■ TO DO
Omit the images. Reproduce each line of the records exactly as it appears.

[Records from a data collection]
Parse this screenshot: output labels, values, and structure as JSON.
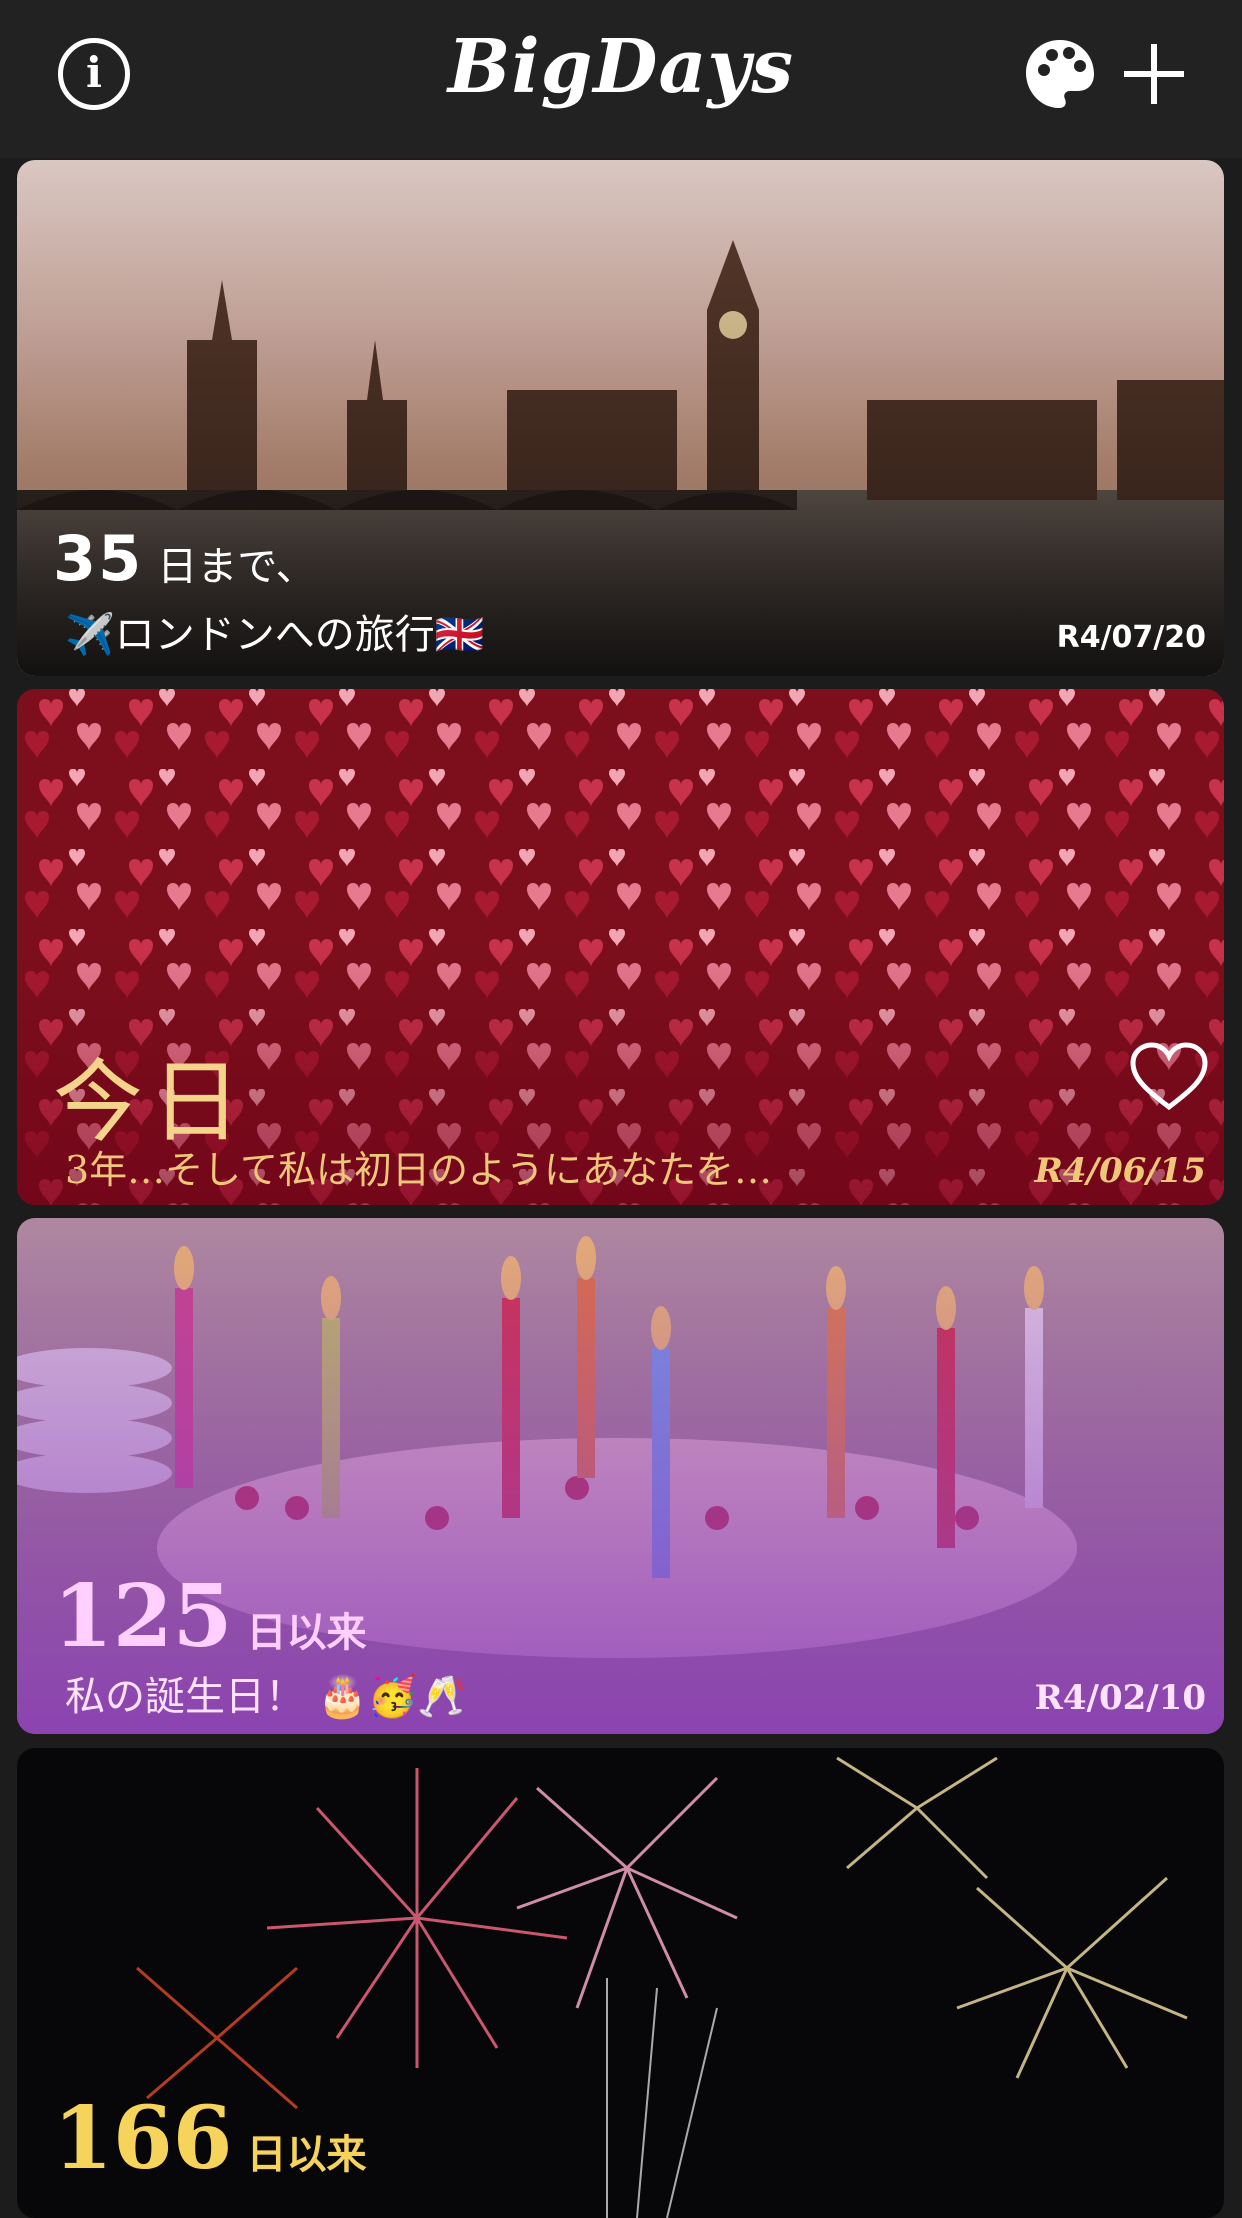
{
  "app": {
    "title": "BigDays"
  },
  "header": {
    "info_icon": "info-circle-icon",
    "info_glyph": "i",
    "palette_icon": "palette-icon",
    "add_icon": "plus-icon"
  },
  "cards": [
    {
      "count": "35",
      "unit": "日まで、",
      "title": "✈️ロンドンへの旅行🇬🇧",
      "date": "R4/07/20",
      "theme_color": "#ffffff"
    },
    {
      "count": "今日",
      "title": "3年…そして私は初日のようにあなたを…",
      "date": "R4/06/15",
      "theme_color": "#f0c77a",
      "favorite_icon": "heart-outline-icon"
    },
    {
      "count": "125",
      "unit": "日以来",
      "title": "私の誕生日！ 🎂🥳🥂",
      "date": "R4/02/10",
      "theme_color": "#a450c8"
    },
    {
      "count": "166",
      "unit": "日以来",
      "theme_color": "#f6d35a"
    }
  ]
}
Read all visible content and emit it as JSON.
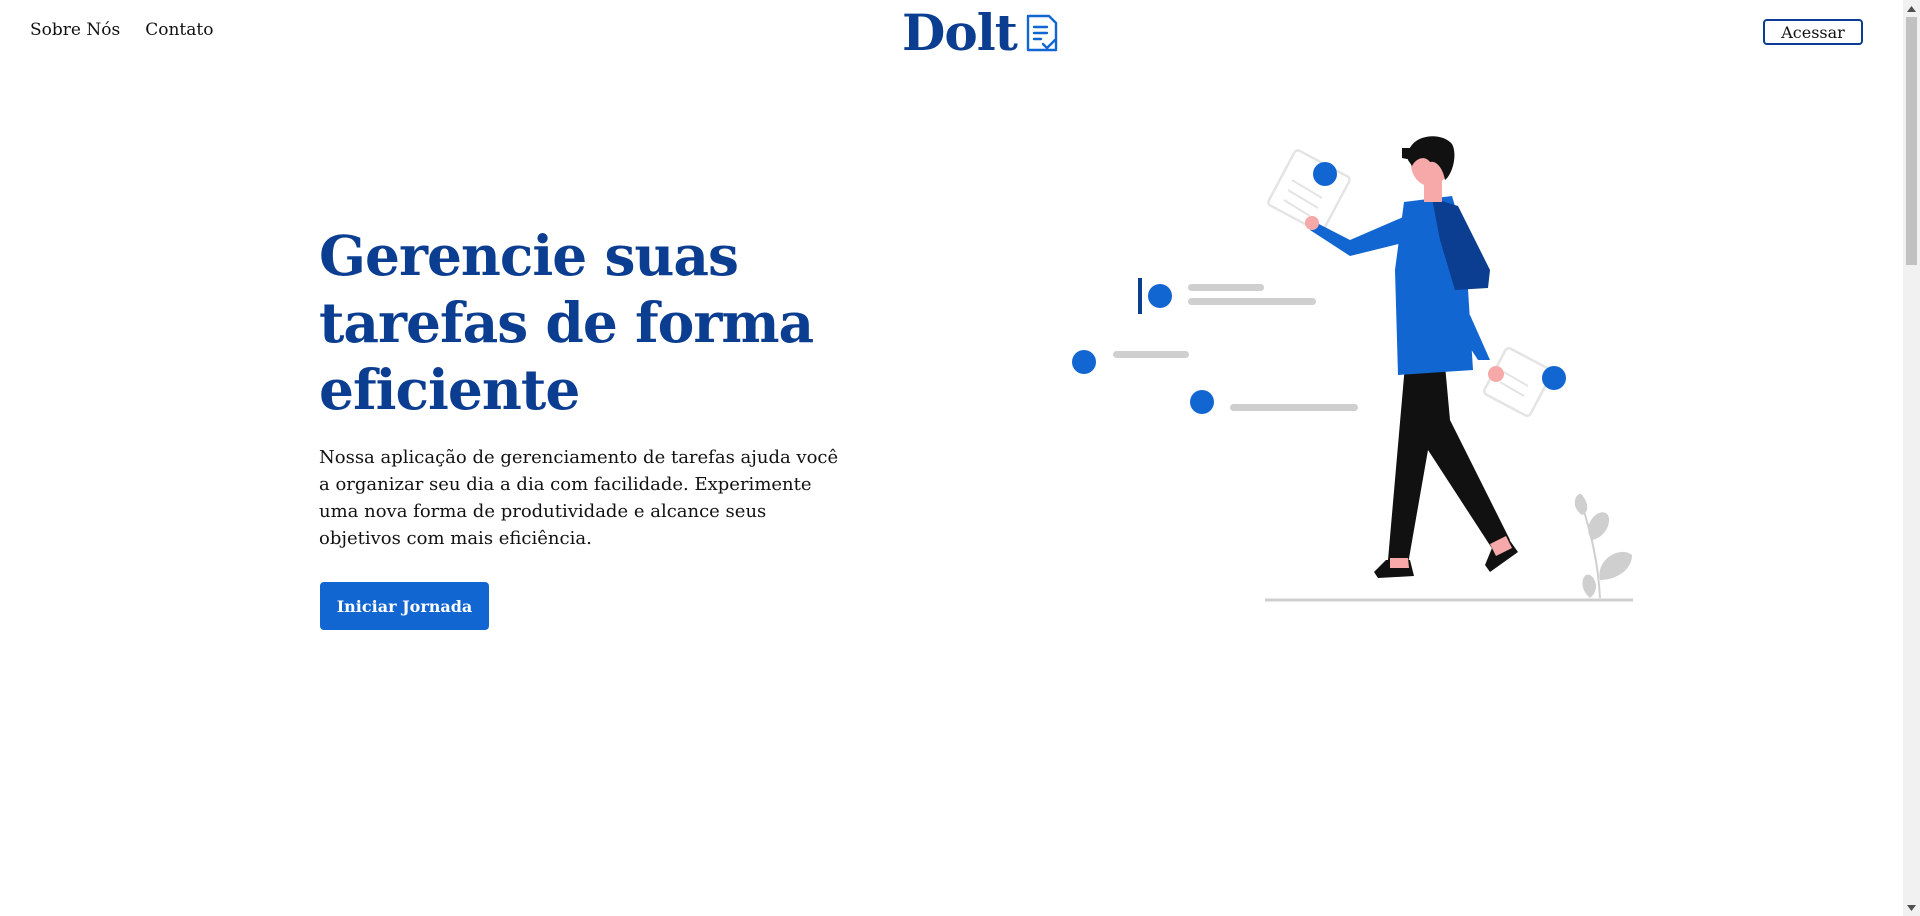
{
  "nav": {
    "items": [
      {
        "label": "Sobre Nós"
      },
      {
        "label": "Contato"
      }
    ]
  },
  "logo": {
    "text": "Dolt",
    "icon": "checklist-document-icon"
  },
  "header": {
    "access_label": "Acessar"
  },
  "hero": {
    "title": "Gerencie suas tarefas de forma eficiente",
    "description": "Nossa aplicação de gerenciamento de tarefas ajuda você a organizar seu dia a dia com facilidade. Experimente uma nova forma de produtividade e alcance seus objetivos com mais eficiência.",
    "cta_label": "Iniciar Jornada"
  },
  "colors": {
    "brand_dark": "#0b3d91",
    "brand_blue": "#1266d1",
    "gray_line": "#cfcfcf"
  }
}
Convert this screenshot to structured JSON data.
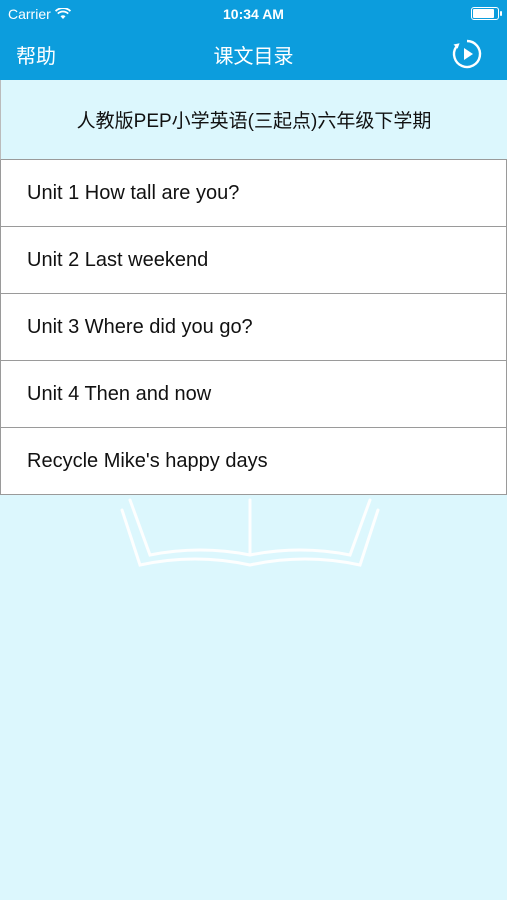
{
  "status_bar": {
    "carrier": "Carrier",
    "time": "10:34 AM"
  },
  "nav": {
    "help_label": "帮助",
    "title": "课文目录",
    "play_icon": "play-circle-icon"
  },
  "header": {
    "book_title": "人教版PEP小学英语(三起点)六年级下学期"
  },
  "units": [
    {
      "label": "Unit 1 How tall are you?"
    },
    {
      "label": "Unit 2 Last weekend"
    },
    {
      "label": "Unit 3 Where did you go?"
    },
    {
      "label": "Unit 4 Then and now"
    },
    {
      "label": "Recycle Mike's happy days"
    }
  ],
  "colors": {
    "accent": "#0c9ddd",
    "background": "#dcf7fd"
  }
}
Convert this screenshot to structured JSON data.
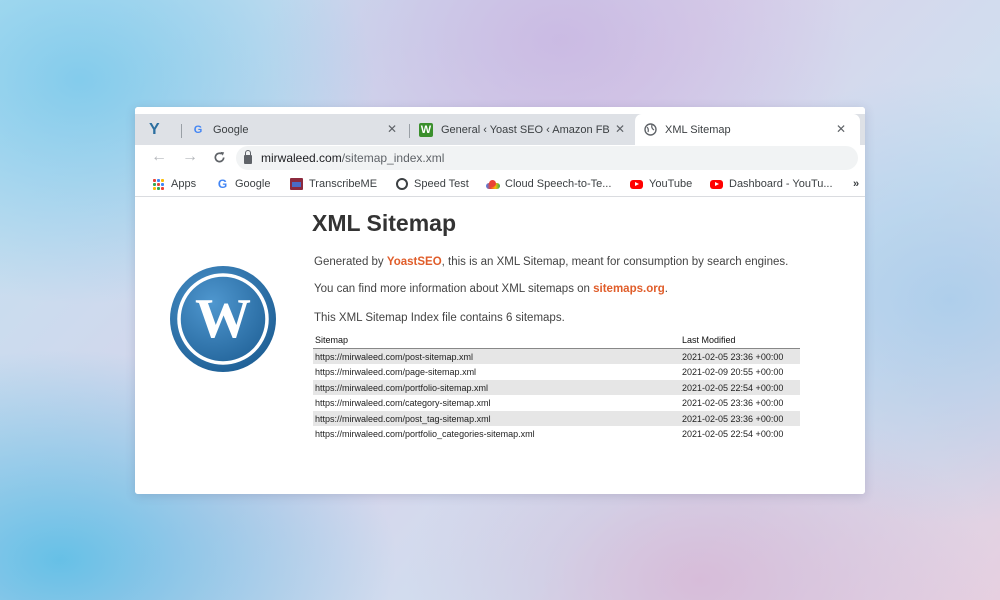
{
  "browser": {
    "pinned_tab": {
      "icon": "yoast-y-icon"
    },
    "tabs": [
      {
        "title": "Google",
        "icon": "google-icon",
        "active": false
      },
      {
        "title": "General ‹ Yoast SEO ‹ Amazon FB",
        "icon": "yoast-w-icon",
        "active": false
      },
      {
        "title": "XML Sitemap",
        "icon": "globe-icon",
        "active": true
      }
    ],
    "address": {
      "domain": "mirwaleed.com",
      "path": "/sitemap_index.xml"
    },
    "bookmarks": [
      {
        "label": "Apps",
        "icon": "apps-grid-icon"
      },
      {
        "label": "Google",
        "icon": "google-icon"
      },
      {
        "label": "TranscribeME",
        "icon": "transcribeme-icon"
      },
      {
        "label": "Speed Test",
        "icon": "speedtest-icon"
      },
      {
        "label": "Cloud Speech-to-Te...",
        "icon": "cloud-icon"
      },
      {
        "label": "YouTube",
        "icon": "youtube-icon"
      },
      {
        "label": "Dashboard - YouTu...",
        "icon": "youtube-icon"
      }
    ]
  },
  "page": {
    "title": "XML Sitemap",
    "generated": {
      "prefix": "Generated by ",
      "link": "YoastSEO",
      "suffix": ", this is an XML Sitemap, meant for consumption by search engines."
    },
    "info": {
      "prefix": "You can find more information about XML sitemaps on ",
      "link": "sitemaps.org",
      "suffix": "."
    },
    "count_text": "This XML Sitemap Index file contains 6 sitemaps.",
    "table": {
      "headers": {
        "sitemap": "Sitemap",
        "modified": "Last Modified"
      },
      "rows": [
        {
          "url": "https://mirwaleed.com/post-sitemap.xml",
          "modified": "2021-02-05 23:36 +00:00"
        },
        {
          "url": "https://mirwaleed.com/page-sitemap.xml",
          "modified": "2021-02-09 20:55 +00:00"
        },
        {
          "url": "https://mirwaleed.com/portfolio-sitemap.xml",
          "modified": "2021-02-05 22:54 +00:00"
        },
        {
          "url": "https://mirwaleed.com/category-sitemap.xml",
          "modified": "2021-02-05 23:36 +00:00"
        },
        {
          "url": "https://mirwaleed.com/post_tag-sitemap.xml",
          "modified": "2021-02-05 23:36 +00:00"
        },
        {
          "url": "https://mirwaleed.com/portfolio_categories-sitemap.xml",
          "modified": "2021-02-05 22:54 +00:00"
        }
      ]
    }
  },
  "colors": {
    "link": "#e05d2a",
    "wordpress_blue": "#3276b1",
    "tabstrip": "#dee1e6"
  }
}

■ WRITTEN ANSWER
Parse this screenshot: output labels, values, and structure as JSON.
{
  "app": {
    "title": "BigDays"
  },
  "header": {
    "info_icon": "info-circle-icon",
    "info_glyph": "i",
    "palette_icon": "palette-icon",
    "add_icon": "plus-icon"
  },
  "cards": [
    {
      "count": "35",
      "unit": "日まで、",
      "title": "✈️ロンドンへの旅行🇬🇧",
      "date": "R4/07/20",
      "theme_color": "#ffffff"
    },
    {
      "count": "今日",
      "title": "3年…そして私は初日のようにあなたを…",
      "date": "R4/06/15",
      "theme_color": "#f0c77a",
      "favorite_icon": "heart-outline-icon"
    },
    {
      "count": "125",
      "unit": "日以来",
      "title": "私の誕生日！ 🎂🥳🥂",
      "date": "R4/02/10",
      "theme_color": "#a450c8"
    },
    {
      "count": "166",
      "unit": "日以来",
      "theme_color": "#f6d35a"
    }
  ]
}
Read all visible content and emit it as JSON.
{
  "nav": {
    "items": [
      {
        "label": "Sobre Nós"
      },
      {
        "label": "Contato"
      }
    ]
  },
  "logo": {
    "text": "Dolt",
    "icon": "checklist-document-icon"
  },
  "header": {
    "access_label": "Acessar"
  },
  "hero": {
    "title": "Gerencie suas tarefas de forma eficiente",
    "description": "Nossa aplicação de gerenciamento de tarefas ajuda você a organizar seu dia a dia com facilidade. Experimente uma nova forma de produtividade e alcance seus objetivos com mais eficiência.",
    "cta_label": "Iniciar Jornada"
  },
  "colors": {
    "brand_dark": "#0b3d91",
    "brand_blue": "#1266d1",
    "gray_line": "#cfcfcf"
  }
}
Convert this screenshot to structured JSON data.
{
  "status_bar": {
    "carrier": "Carrier",
    "time": "10:34 AM"
  },
  "nav": {
    "help_label": "帮助",
    "title": "课文目录",
    "play_icon": "play-circle-icon"
  },
  "header": {
    "book_title": "人教版PEP小学英语(三起点)六年级下学期"
  },
  "units": [
    {
      "label": "Unit 1 How tall are you?"
    },
    {
      "label": "Unit 2 Last weekend"
    },
    {
      "label": "Unit 3 Where did you go?"
    },
    {
      "label": "Unit 4 Then and now"
    },
    {
      "label": "Recycle Mike's happy days"
    }
  ],
  "colors": {
    "accent": "#0c9ddd",
    "background": "#dcf7fd"
  }
}
Convert this screenshot to structured JSON data.
{
  "browser": {
    "pinned_tab": {
      "icon": "yoast-y-icon"
    },
    "tabs": [
      {
        "title": "Google",
        "icon": "google-icon",
        "active": false
      },
      {
        "title": "General ‹ Yoast SEO ‹ Amazon FB",
        "icon": "yoast-w-icon",
        "active": false
      },
      {
        "title": "XML Sitemap",
        "icon": "globe-icon",
        "active": true
      }
    ],
    "address": {
      "domain": "mirwaleed.com",
      "path": "/sitemap_index.xml"
    },
    "bookmarks": [
      {
        "label": "Apps",
        "icon": "apps-grid-icon"
      },
      {
        "label": "Google",
        "icon": "google-icon"
      },
      {
        "label": "TranscribeME",
        "icon": "transcribeme-icon"
      },
      {
        "label": "Speed Test",
        "icon": "speedtest-icon"
      },
      {
        "label": "Cloud Speech-to-Te...",
        "icon": "cloud-icon"
      },
      {
        "label": "YouTube",
        "icon": "youtube-icon"
      },
      {
        "label": "Dashboard - YouTu...",
        "icon": "youtube-icon"
      }
    ]
  },
  "page": {
    "title": "XML Sitemap",
    "generated": {
      "prefix": "Generated by ",
      "link": "YoastSEO",
      "suffix": ", this is an XML Sitemap, meant for consumption by search engines."
    },
    "info": {
      "prefix": "You can find more information about XML sitemaps on ",
      "link": "sitemaps.org",
      "suffix": "."
    },
    "count_text": "This XML Sitemap Index file contains 6 sitemaps.",
    "table": {
      "headers": {
        "sitemap": "Sitemap",
        "modified": "Last Modified"
      },
      "rows": [
        {
          "url": "https://mirwaleed.com/post-sitemap.xml",
          "modified": "2021-02-05 23:36 +00:00"
        },
        {
          "url": "https://mirwaleed.com/page-sitemap.xml",
          "modified": "2021-02-09 20:55 +00:00"
        },
        {
          "url": "https://mirwaleed.com/portfolio-sitemap.xml",
          "modified": "2021-02-05 22:54 +00:00"
        },
        {
          "url": "https://mirwaleed.com/category-sitemap.xml",
          "modified": "2021-02-05 23:36 +00:00"
        },
        {
          "url": "https://mirwaleed.com/post_tag-sitemap.xml",
          "modified": "2021-02-05 23:36 +00:00"
        },
        {
          "url": "https://mirwaleed.com/portfolio_categories-sitemap.xml",
          "modified": "2021-02-05 22:54 +00:00"
        }
      ]
    }
  },
  "colors": {
    "link": "#e05d2a",
    "wordpress_blue": "#3276b1",
    "tabstrip": "#dee1e6"
  }
}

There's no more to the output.